Fred Simpson


  • Sport: Running
  • Born: 1878 in Alderville First Nation, Mississauga Ojibway territory, Ontario


  • 1906 – Finished third in the Peterborough Examiner road race
  • 1907 – Finished second in the Hamilton Herald road race
  • 1908 – Finished sixth in the marathon event at the Summer Olympics in London, England

Fred Simpson Sr. (1878-1945) was a talented marathon runner and one of the first aboriginal athletes to compete in the Olympic Games. Simpson grew up in the First Nation territory of Alderville at a time when most transportation and work was done on foot.
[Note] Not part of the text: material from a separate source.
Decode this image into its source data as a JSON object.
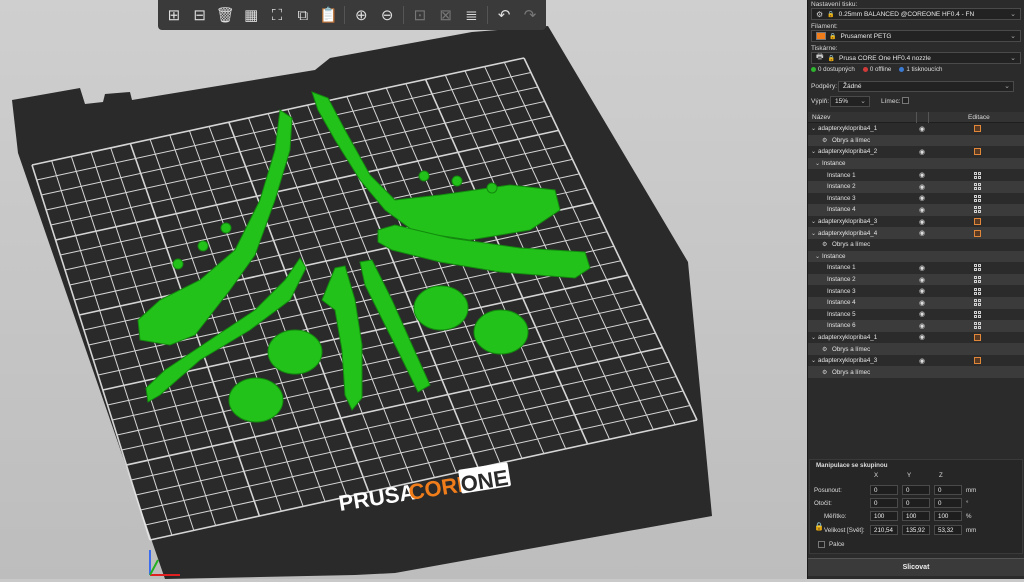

At the age of 20, he moved with his wife Susan Muskrat to Hiawatha, a reserve on the north side of Rice Lake. He began training as a runner in Hiawatha and, in 1906, placed third in the Peterborough Examiner road race. Simpson trained as a member of the YMCA Harriers in Peterborough and, within two years, was one of the top runners in the world. At the 1908 Olympic Games in London, England, Simpson finished sixth in the marathon event, ahead of fellow Canadian Tom Longboat. In January 1909, he became a professional runner working with manager, trainer and promoter, Tom Eck, and travelled throughout Canada and the eastern United States. Simpson retired from running in 1912 to spend more time with his family and to work on the family farm in Hiawatha.

Learn more about Simpson on the Alderville First Nation website. 

Read an article on Fred Simpson, written by Janice Forsyth, in the Trust’s magazine Heritage Matters

Watch a video of the 1908 Olympics in London, England, with scenes from the marathon event, here: